SAN FRANCISCO — SAN FRANCISCO — Carrying signs with messages such as “Don’t be evil,” several hundred Google employees around the world briefly walked off the job Thursday in a protest against what they said is the tech company’s mishandling of sexual misconduct allegations against executives.
Employees staged walkouts at offices from Tokyo and Singapore to London and New York, with more expected to do so in California later in the day, reflecting a growing #MeToo-style backlash among women against frat-house misbehavior in heavily male-dominated Silicon Valley.
In Dublin, organizers used megaphones to address the crowd of men and women to express their support for victims of sexual harassment. Other workers shied away from the media spotlight, with people gathering instead indoors, in packed conference rooms or lobbies, to show their solidarity with abuse victims.
Protesters in New York carried signs with such messages as "Not OK Google" and "Don't Be Evil" — a mocking reference to Google's one-time motto.
Many demonstrators cited fears about their job security in refusing to talk, but one woman who did speak, designer Leeung Li Jo, said in New York that she wanted to show support for the #MeToo movement "so we can have a comfortable working environment."
"Time is up on sexual harassment, time is up on systemic racism, time is up on abuses of power. Enough is enough," organizer Vicki Tardif Holland shouted, her voice hoarse, at a gathering of about 300 people in Cambridge, Massachusetts.
Thursday's walkout could signal that a significant number of the 94,000 employees working for Google and its corporate parent Alphabet Inc. remain unconvinced that the company is doing enough to adhere to Alphabet's own advice to employees in its corporate code of conduct: "Do the right thing."
The organizers said Google has publicly championed diversity and inclusion but hasn't done enough to put words into action.
In an unsigned statement from organizers, the Google protesters called for an end to forced arbitration in harassment and discrimination cases, a practice that requires employees to give up their right to sue and often includes confidentiality agreements.
They also want Google to commit to ending pay inequity, issue a report on sexual harassment inside the company and adopt a clearer process for reporting complaints.
The Google protest unfolded a week after a New York Times story detailed allegations of sexual misconduct about the creator of Google's Android software, Andy Rubin. The report said Rubin received a $90 million severance package in 2014 after Google concluded the sexual misconduct allegations against him were credible.
Rubin denied the allegations in a tweet.

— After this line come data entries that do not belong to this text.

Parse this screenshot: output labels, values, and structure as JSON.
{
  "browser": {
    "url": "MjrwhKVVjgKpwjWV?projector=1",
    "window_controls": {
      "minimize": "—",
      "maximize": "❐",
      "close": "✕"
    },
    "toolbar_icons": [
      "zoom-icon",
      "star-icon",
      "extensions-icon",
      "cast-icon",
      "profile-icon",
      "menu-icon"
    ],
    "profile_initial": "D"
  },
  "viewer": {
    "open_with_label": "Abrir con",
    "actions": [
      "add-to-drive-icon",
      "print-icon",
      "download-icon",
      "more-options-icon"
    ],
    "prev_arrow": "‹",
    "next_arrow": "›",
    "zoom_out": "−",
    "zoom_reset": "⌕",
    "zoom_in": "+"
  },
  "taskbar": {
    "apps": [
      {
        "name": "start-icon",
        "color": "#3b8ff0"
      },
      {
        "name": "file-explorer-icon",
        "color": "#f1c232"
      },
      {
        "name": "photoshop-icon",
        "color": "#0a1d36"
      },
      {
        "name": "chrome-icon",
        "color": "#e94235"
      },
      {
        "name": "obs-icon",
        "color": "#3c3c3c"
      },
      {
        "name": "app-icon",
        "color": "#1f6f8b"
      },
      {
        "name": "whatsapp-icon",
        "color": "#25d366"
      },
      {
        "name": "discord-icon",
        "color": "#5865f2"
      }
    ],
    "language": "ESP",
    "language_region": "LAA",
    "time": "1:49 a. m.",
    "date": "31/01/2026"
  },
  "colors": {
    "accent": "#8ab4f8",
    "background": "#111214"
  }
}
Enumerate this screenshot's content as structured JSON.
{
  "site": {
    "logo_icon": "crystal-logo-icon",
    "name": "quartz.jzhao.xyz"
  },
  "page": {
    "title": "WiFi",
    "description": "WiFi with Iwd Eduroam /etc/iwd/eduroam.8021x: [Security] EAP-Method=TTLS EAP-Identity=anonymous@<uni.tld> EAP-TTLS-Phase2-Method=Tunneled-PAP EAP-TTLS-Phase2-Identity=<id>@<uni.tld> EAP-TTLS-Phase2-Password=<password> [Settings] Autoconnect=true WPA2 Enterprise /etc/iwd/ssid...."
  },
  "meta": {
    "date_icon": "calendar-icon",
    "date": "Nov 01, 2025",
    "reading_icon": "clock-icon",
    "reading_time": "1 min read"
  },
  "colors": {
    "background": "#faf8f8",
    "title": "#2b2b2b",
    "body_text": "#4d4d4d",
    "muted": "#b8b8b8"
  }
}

The same story also disclosed allegations of sexual misconduct against other executives, including Richard DeVaul, a director at the Google-affiliated lab that created such projects as self-driving cars and internet-beaming balloons. DeVaul had remained at the "X'' lab after allegations of sexual misconduct surfaced about him a few years ago, but he resigned Tuesday without severance, Google said.
Google CEO Sundar Pichai apologized for the company's "past actions" in an email sent to employees Tuesday.
"I understand the anger and disappointment that many of you feel," Pichai wrote. "I feel it as well, and I am fully committed to making progress on an issue that has persisted for far too long in our society ... and, yes, here at Google, too."
The email didn't mention the reported incidents involving Rubin, DeVaul or anyone else at Google, but Pichai didn't dispute anything in the Times story.
Pichai indicated that Google wouldn't interfere with protest plans and would ensure that "you have the support you need."
In an email last week, Pichai and Eileen Naughton, Google's executive in charge of personnel issues, sought to reassure employees that the company had cracked down on sexual misconduct since Rubin's departure four years ago.
Among other things, Pichai and Naughton said Google had fired 48 employees, including 13 senior managers, for sexual harassment in recent years without giving any of them severance packages.
The latest complaints from employees are part of a wider discontent at Google and other Silicon Valley companies, though much of the complaints so far have been aired not at public protests but at company town halls, internal message boards and petitions that got leaked.
In August, more than 1,000 Google employees signed a letter protesting the company's plan to build a search engine that would comply with Chinese censorship rules.
Earlier, thousands signed a petition asking Google to cancel an artificial-intelligence project to help the Pentagon improve the targeting of drone strikes. Google later said it won't renew the contract, according to published reports.
A Silicon Valley congresswoman tweeted her support of the Google walkout using the #MeToo hashtag that has become a battle cry for women fighting sexual misconduct.
"Why do they think it's OK to reward perpetrators & further violate victims?" asked Democratic Rep. Jackie Speier, who represents a well-to-do district where many of Google's employees live.
AP Technology Writer Mae Anderson in New York, Frank Bajak in Cambridge, Massachusetts, and Matt O’Brien in Providence, Rhode Island, contributed to this report.